START GIVEN RECORDS
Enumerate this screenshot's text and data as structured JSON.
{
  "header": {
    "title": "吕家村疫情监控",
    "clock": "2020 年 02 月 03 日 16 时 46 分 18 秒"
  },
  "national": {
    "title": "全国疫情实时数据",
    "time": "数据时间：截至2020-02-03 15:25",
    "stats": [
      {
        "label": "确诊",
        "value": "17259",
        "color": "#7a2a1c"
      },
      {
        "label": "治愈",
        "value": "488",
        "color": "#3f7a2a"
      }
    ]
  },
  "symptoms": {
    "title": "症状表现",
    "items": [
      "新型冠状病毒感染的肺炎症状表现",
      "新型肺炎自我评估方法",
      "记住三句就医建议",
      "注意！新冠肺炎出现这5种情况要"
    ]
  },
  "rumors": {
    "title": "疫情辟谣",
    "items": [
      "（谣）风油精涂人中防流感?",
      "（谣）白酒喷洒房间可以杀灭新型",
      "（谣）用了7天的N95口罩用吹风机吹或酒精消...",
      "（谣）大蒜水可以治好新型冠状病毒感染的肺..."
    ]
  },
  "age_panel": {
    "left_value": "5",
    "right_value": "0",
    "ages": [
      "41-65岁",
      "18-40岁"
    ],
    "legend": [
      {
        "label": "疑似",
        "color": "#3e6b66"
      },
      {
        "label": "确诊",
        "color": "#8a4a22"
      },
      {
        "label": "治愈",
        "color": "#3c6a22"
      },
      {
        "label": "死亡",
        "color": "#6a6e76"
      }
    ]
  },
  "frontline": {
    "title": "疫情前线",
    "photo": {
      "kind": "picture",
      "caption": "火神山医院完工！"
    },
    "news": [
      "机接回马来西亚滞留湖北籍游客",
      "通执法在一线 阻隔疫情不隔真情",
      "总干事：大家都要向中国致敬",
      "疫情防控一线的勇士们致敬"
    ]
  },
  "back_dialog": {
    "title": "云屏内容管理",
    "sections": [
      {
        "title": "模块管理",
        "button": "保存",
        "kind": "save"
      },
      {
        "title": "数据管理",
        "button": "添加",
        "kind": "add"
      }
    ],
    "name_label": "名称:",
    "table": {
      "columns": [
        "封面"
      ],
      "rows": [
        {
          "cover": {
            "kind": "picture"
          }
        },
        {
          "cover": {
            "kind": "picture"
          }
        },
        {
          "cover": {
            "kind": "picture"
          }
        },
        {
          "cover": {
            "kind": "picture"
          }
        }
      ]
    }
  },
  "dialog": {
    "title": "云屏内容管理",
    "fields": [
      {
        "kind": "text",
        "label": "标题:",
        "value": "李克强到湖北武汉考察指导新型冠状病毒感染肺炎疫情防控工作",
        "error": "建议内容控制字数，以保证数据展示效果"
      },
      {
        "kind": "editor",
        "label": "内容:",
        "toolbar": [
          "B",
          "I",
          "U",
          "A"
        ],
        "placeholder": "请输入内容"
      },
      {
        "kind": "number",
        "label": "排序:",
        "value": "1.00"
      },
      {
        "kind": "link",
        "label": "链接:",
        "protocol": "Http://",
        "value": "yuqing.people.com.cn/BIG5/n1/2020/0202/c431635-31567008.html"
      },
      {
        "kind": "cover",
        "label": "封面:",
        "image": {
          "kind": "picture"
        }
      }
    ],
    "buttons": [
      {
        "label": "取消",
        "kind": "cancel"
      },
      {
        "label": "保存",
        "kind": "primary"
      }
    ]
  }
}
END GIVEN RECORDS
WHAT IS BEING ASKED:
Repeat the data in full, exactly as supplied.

TASK RESULT:
Enumerate this screenshot's text and data as structured JSON.
{
  "header": {
    "title": "吕家村疫情监控",
    "clock": "2020 年 02 月 03 日 16 时 46 分 18 秒"
  },
  "national": {
    "title": "全国疫情实时数据",
    "time": "数据时间：截至2020-02-03 15:25",
    "stats": [
      {
        "label": "确诊",
        "value": "17259",
        "color": "#7a2a1c"
      },
      {
        "label": "治愈",
        "value": "488",
        "color": "#3f7a2a"
      }
    ]
  },
  "symptoms": {
    "title": "症状表现",
    "items": [
      "新型冠状病毒感染的肺炎症状表现",
      "新型肺炎自我评估方法",
      "记住三句就医建议",
      "注意！新冠肺炎出现这5种情况要"
    ]
  },
  "rumors": {
    "title": "疫情辟谣",
    "items": [
      "（谣）风油精涂人中防流感?",
      "（谣）白酒喷洒房间可以杀灭新型",
      "（谣）用了7天的N95口罩用吹风机吹或酒精消...",
      "（谣）大蒜水可以治好新型冠状病毒感染的肺..."
    ]
  },
  "age_panel": {
    "left_value": "5",
    "right_value": "0",
    "ages": [
      "41-65岁",
      "18-40岁"
    ],
    "legend": [
      {
        "label": "疑似",
        "color": "#3e6b66"
      },
      {
        "label": "确诊",
        "color": "#8a4a22"
      },
      {
        "label": "治愈",
        "color": "#3c6a22"
      },
      {
        "label": "死亡",
        "color": "#6a6e76"
      }
    ]
  },
  "frontline": {
    "title": "疫情前线",
    "photo": {
      "kind": "picture",
      "caption": "火神山医院完工！"
    },
    "news": [
      "机接回马来西亚滞留湖北籍游客",
      "通执法在一线 阻隔疫情不隔真情",
      "总干事：大家都要向中国致敬",
      "疫情防控一线的勇士们致敬"
    ]
  },
  "back_dialog": {
    "title": "云屏内容管理",
    "sections": [
      {
        "title": "模块管理",
        "button": "保存",
        "kind": "save"
      },
      {
        "title": "数据管理",
        "button": "添加",
        "kind": "add"
      }
    ],
    "name_label": "名称:",
    "table": {
      "columns": [
        "封面"
      ],
      "rows": [
        {
          "cover": {
            "kind": "picture"
          }
        },
        {
          "cover": {
            "kind": "picture"
          }
        },
        {
          "cover": {
            "kind": "picture"
          }
        },
        {
          "cover": {
            "kind": "picture"
          }
        }
      ]
    }
  },
  "dialog": {
    "title": "云屏内容管理",
    "fields": [
      {
        "kind": "text",
        "label": "标题:",
        "value": "李克强到湖北武汉考察指导新型冠状病毒感染肺炎疫情防控工作",
        "error": "建议内容控制字数，以保证数据展示效果"
      },
      {
        "kind": "editor",
        "label": "内容:",
        "toolbar": [
          "B",
          "I",
          "U",
          "A"
        ],
        "placeholder": "请输入内容"
      },
      {
        "kind": "number",
        "label": "排序:",
        "value": "1.00"
      },
      {
        "kind": "link",
        "label": "链接:",
        "protocol": "Http://",
        "value": "yuqing.people.com.cn/BIG5/n1/2020/0202/c431635-31567008.html"
      },
      {
        "kind": "cover",
        "label": "封面:",
        "image": {
          "kind": "picture"
        }
      }
    ],
    "buttons": [
      {
        "label": "取消",
        "kind": "cancel"
      },
      {
        "label": "保存",
        "kind": "primary"
      }
    ]
  }
}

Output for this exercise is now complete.